Does an Employer Have to Provide Notice of Termination?

The majority of Americans are “at-will employees.” This means that the employer-employee relationship can end for any reason (or no reason) as long as the employee is not being fired for discriminatory reasons such as race, gender, or sexual orientation, or is not covered by an employment contract.

For employees, being hired at-will means that they are able to quit or leave at any time, giving two weeks notice or no notice at all.

For an employer, it means that virtually any reason for termination - from poor job performance to company restructuring to the whims of upper management - is acceptable, so long as they are not legally defined as discriminatory, and the employer is not protected by a contract or union agreement. There is no federal law that requires a company to issue any sort of notification of termination. 

That said, many employers do still provide a termination notice, even though no law necessitates it. In fact, during layoffs, employers will often pay employees through the pay period, or even provide them with severance. This may even happen with fired employees, too. Employers are motivated by compassion and tradition, as well as the desire to avoid lawsuits from former employees.

Despite the lack of a legal requirement, many companies develop a process for managing employee terminations that includes a termination notice. 

When Termination Notice Is Required

The Fair Labor Standards Act (FLSA) has no requirements that a company must give notice to an employee prior to a termination or lay-off.

If an employee is terminated while under contract and is a part of a union or collective bargaining agreement, employers are required to give notice of termination. In some cases, employers are required to give advance notice on account of mass layoffs, plant closure, or other big corporate closures. 

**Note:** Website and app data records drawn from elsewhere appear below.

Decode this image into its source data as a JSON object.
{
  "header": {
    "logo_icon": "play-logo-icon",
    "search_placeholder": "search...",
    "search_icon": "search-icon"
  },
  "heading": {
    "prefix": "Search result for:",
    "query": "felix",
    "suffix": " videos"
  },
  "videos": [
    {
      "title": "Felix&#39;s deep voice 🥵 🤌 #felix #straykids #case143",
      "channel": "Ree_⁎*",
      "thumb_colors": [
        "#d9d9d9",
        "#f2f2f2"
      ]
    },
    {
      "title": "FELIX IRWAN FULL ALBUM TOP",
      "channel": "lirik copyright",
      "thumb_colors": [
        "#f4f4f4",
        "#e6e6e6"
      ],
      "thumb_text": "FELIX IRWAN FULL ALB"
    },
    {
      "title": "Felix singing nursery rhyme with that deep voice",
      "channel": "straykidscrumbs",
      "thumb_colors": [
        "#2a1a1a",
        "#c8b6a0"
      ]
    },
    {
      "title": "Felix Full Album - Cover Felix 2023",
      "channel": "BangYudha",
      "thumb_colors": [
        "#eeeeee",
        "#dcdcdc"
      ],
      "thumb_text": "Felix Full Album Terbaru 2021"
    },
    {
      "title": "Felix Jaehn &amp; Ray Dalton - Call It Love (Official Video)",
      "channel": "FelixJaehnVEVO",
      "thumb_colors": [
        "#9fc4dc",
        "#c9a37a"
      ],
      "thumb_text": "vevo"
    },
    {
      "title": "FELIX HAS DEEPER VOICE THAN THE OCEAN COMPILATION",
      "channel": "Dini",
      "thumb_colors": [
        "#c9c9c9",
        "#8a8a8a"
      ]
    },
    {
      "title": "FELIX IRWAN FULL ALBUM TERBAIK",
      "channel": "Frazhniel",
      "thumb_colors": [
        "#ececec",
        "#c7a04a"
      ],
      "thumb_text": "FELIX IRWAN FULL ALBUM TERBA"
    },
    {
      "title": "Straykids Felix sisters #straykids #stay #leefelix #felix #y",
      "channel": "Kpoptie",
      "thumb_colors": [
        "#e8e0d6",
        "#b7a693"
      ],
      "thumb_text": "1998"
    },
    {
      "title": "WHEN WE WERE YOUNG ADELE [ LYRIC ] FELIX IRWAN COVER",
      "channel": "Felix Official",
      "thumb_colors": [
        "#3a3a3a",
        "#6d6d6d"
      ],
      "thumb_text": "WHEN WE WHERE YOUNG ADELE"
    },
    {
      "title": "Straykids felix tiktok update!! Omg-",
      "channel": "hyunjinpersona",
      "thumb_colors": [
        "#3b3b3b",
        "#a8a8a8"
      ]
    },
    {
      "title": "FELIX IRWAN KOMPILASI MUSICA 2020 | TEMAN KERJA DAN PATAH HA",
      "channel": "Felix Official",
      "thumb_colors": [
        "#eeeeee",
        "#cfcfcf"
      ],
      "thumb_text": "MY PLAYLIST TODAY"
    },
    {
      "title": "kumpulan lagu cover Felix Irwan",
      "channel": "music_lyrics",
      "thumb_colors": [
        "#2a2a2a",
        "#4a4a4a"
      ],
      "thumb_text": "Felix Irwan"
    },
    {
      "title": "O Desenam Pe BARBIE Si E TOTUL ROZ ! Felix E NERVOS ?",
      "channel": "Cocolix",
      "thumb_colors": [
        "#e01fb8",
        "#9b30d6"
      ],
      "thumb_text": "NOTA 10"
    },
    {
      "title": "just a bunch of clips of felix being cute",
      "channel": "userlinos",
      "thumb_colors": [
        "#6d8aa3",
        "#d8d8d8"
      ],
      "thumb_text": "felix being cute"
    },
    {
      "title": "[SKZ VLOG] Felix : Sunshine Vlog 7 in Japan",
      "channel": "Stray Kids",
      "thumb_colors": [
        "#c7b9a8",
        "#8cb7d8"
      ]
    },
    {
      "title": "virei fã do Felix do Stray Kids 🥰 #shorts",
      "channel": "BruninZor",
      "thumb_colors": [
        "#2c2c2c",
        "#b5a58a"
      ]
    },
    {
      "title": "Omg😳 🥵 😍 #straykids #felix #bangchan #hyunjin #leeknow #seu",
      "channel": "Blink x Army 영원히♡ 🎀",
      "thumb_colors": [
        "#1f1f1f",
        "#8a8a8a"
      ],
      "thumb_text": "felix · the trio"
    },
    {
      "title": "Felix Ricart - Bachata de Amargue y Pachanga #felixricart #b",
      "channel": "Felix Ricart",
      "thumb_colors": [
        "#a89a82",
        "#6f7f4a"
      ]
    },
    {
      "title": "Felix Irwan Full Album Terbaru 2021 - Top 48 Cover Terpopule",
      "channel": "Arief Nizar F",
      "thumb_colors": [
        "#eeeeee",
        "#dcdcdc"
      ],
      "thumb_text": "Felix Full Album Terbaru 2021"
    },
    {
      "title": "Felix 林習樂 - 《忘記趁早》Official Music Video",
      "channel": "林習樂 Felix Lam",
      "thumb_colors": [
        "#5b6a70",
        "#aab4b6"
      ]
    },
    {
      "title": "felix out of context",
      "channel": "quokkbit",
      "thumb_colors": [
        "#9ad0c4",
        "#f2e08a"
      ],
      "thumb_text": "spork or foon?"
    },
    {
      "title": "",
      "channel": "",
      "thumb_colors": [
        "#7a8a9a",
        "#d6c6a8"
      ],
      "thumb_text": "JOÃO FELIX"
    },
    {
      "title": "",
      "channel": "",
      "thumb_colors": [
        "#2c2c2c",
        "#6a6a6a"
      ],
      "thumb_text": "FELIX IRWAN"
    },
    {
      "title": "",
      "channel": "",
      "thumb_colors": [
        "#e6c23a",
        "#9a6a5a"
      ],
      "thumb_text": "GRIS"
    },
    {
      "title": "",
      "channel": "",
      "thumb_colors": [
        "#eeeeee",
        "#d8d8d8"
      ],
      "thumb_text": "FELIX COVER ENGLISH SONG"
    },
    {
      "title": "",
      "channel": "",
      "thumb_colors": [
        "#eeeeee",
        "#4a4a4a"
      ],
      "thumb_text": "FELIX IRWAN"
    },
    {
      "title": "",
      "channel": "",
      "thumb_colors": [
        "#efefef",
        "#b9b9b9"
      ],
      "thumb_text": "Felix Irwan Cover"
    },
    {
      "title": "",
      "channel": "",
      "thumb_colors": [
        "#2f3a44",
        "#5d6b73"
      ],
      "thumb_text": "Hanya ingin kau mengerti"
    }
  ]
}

When an employee is terminated or laid-off, there are no regulations requiring employers to give advance notice to the employee unless the employee is covered by an individual contract with their employer or employees covered by a union/collective bargaining agreement.

As a courtesy, some employers will give a notice of termination that lists the date an employee’s contract will end, but this varies from employer to employer and is not a federal requirement. 

Required Termination-Related Notifications

Although some employers may create them, federal laws do not require any sort of written document explaining the actual reason for termination to an employee.

The only termination-related notifications required by the government are enforced by the Consolidated Omnibus Benefits Reconciliation Act (COBRA) and the Worker Adjustment and Retraining Notification Act (WARN).

COBRA protects the rights for health benefits continuation.

Workers and their families that lose their health benefits due to unemployment or other reasons can elect to receive group health benefits for different periods of time. The intent behind COBRA is that an employee (and anyone else in employee's family covered by the employer-provided insurance) will be able to have health insurance while looking for a new position. Americans are eligible for these health benefits on account of many circumstances such as job loss, reduction in employment hours, career transition, death, divorce, and other reasons. 

In addition, the WARN Act provides for notice to workers prior to lay-off. The WARN Act protects employees and their families by enforcing employers with more than 100 employees to provide notice 60 days in advance of covered plant closings and covered mass layoffs.

Also, some states may have requirements for employee notification prior to termination or lay-off. Check with your state department of labor for regulations in your state. 

Suggested Reading: Termination from Employment | What Is Wrongful Termination?